— YOUR TASK —
Every line in the data below that includes "Экран" belongs in the answer, copied as it stands.
----- PROVIDED INFORMATION -----
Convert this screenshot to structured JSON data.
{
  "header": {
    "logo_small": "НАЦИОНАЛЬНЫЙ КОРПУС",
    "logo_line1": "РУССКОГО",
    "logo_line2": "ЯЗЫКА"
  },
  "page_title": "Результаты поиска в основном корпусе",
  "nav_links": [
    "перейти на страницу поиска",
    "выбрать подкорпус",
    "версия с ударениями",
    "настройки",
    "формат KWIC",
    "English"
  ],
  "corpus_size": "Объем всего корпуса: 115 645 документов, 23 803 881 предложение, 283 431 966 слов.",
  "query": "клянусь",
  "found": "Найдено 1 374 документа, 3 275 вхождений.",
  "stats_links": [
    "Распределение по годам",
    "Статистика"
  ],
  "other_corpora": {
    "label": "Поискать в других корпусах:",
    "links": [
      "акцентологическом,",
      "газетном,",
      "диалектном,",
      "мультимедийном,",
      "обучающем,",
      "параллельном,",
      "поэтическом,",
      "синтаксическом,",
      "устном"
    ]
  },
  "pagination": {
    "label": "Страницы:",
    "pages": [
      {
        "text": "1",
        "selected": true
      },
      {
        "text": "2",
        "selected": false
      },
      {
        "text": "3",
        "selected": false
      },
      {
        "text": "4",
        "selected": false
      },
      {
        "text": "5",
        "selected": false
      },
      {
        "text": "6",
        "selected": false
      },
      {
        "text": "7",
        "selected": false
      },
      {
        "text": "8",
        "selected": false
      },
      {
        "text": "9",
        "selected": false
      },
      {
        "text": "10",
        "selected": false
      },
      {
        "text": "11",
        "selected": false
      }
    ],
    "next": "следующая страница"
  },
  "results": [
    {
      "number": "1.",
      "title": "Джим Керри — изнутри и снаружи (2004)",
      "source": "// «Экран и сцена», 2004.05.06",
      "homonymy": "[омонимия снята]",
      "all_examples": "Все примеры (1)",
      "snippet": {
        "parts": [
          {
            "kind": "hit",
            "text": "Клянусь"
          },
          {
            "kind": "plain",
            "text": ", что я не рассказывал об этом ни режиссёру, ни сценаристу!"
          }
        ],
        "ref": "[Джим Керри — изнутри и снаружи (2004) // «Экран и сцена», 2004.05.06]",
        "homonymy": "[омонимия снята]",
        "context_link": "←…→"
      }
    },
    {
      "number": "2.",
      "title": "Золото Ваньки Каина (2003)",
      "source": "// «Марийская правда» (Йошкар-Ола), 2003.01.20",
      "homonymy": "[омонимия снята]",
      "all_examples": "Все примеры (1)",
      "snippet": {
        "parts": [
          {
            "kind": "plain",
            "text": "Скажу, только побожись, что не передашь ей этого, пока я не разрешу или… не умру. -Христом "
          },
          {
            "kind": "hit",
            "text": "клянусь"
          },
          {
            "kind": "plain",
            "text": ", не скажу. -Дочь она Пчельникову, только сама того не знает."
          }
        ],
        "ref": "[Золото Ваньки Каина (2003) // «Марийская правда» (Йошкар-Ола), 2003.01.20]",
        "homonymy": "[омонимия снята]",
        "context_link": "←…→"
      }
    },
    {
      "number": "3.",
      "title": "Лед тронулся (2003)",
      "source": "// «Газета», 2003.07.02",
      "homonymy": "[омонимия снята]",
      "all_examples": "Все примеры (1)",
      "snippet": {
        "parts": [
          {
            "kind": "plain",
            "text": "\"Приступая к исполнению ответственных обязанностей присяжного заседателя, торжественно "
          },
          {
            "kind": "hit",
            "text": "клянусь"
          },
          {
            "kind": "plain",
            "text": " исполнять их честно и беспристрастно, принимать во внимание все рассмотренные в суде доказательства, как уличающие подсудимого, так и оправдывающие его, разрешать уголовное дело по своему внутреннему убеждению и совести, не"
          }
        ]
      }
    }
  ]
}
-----
— WRITTEN SOLUTION —
      "source": "// «Экран и сцена», 2004.05.06",
        "ref": "[Джим Керри — изнутри и снаружи (2004) // «Экран и сцена», 2004.05.06]",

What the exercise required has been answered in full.